Paying homage to the 100th anniversary of FIFA, Brazil donned a special edition jersey for one match only against France. This shirt was an exact replica of the ones worn pre-50s when they sported a white home shirt. Luckily this shirt was only worn for this one match in commemoration of the federation’s anniversary. As fans greatly disliked this home appearance as it was unpatriotic as it did not feature any resemblance of the country’s flag. The shirt also had a vintage neck whereby there was a lace-up detailing, just like the tops worn back in the day. Made from cotton, this shirt lacked the modern technology used on the newer polyester blend tops.

Notable Away KitsEvolution Brazil Kit Notable Away

Along with having a home shirt, the Brazilian national football team also have away jerseys for the games played in other stadiums. So for every home shirt release there is an away launch, therefore there are a number of jerseys which have been complete hits with the fans and misses with the supporters. Below are just a few of the most notable away strips to of ever been worn by the team.

  • 1994 Away Shirt by Umbro
  • 2010/2011 Away Jersey by Nike
  • 2011/2012 Away top by Nike

Like the aforementioned 1994 home shirt, the away jersey was greatly disliked also. This was because the top also featured a graphic print on the front of the shirt. However, this print was of the letters CBF. Although this was a much more subtle addition to the jersey compared to the much larger crest on the home, fans were still not impressed by this pitiful attempt at modernizing such a classic top.

Although the manufacturers for the Brazil sportswear have tried to keep to the plain blue base colour, some have also tried to introduce a modern feel to the top. This is what happened when Nike produce the squad’s away shirt for the 2010/2011 season. The top featured a blue base and white detailing around the neck and down the sleeves. However, there was also a dotted design across the front of the torso which displeased fans as this was not up to their clean and crisp standard appearance of their jerseys.

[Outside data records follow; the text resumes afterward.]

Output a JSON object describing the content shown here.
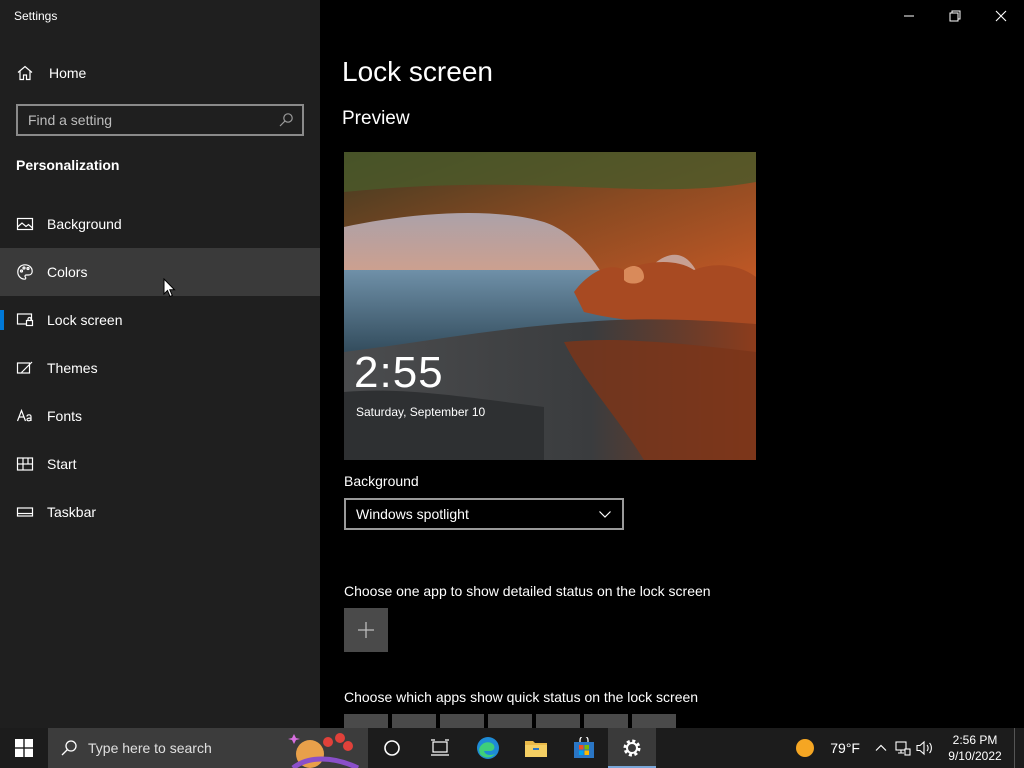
{
  "window": {
    "title": "Settings",
    "controls": [
      "minimize",
      "restore",
      "close"
    ]
  },
  "sidebar": {
    "home_label": "Home",
    "search_placeholder": "Find a setting",
    "section_title": "Personalization",
    "items": [
      {
        "label": "Background",
        "icon": "image-icon"
      },
      {
        "label": "Colors",
        "icon": "palette-icon"
      },
      {
        "label": "Lock screen",
        "icon": "lock-screen-icon"
      },
      {
        "label": "Themes",
        "icon": "brush-icon"
      },
      {
        "label": "Fonts",
        "icon": "font-icon"
      },
      {
        "label": "Start",
        "icon": "start-layout-icon"
      },
      {
        "label": "Taskbar",
        "icon": "taskbar-icon"
      }
    ],
    "selected_item": "Lock screen",
    "hovered_item": "Colors"
  },
  "main": {
    "page_title": "Lock screen",
    "preview_title": "Preview",
    "preview": {
      "time": "2:55",
      "date": "Saturday, September 10"
    },
    "background_label": "Background",
    "background_value": "Windows spotlight",
    "detailed_status_label": "Choose one app to show detailed status on the lock screen",
    "quick_status_label": "Choose which apps show quick status on the lock screen"
  },
  "taskbar": {
    "search_placeholder": "Type here to search",
    "apps": [
      "cortana-icon",
      "task-view-icon",
      "edge-icon",
      "file-explorer-icon",
      "store-icon",
      "settings-icon"
    ],
    "active_app": "settings-icon",
    "weather": "79°F",
    "time": "2:56 PM",
    "date": "9/10/2022"
  },
  "colors": {
    "accent": "#0078d7",
    "sidebar_bg": "#1f1f1f",
    "main_bg": "#000000",
    "hover_bg": "#3a3a3a"
  }
}
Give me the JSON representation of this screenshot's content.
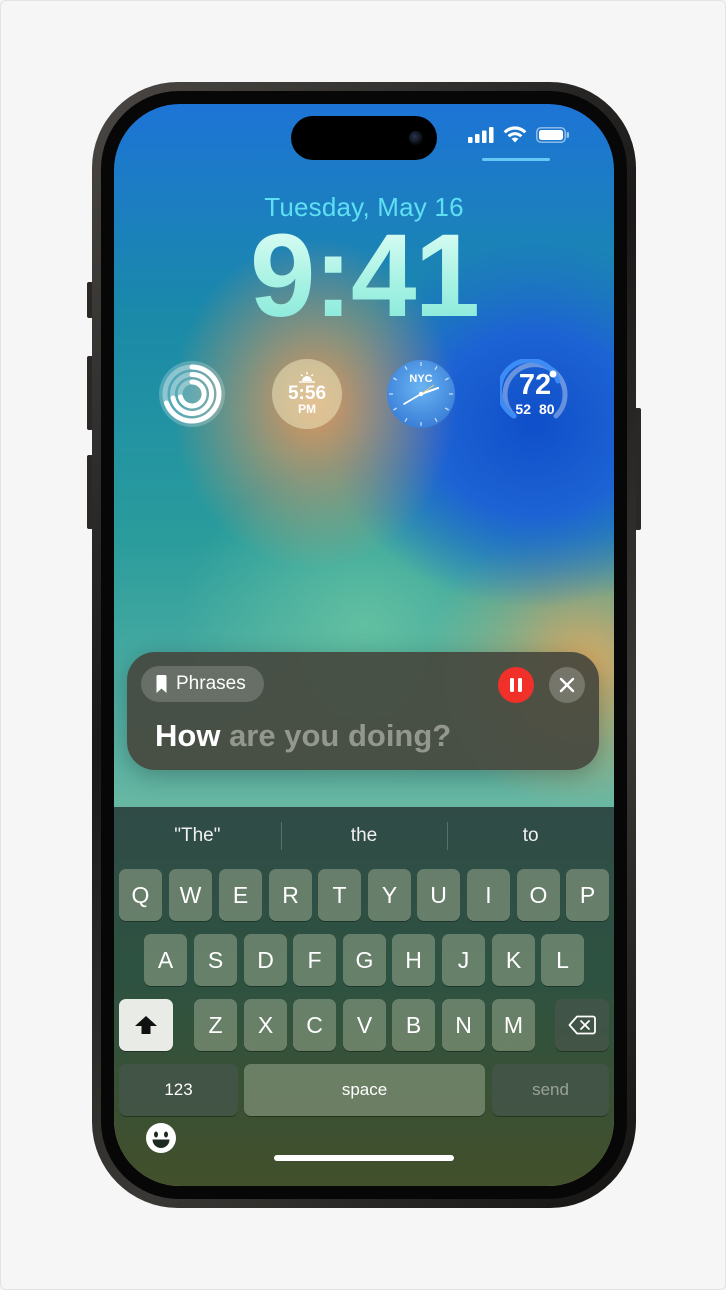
{
  "lock_screen": {
    "date": "Tuesday, May 16",
    "time": "9:41"
  },
  "widgets": {
    "activity": {
      "icon": "activity-rings-icon"
    },
    "sunrise": {
      "time": "5:56",
      "period": "PM",
      "icon": "sunset-icon"
    },
    "world_clock": {
      "city": "NYC"
    },
    "weather": {
      "temperature": "72",
      "low": "52",
      "high": "80"
    }
  },
  "live_speech": {
    "phrases_label": "Phrases",
    "spoken_text": "How",
    "pending_text": "are you doing?",
    "accent_color": "#f2302a"
  },
  "keyboard": {
    "predictions": [
      "\"The\"",
      "the",
      "to"
    ],
    "row1": [
      "Q",
      "W",
      "E",
      "R",
      "T",
      "Y",
      "U",
      "I",
      "O",
      "P"
    ],
    "row2": [
      "A",
      "S",
      "D",
      "F",
      "G",
      "H",
      "J",
      "K",
      "L"
    ],
    "row3": [
      "Z",
      "X",
      "C",
      "V",
      "B",
      "N",
      "M"
    ],
    "numbers_label": "123",
    "space_label": "space",
    "send_label": "send"
  }
}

As mentioned above for the 2011/2012 home top, the away jersey was produced in the same way for the season. It featured a teal blue base with a vibrant yellow Nike Swoosh and random stripe in across the chest. This design wasn’t approved by supporters as they felt it lacked imagination and just looked thrown together.

What is Your Favourite Brazil Top?

Throughout this article we have taken in depths look into the historic reasoning behind the home and away Brazil kits. And we have also reviewed the most significant and not so impressive designs produced by an array of manufacturers. After reading this blog post we would like to know your thoughts on the shirts worn by the Brazilian national team. Are there any in particular that you absolutely love or hate? Find us over on social media and get in touch!

You can also shop our selection of Brazil football kits over on our online store – Soccer Box. Stocking a range of authentic sportswear, you are sure to find your favourite jersey amongst our array of products!

This article was written exclusively for Soccer Box by Loren Astbury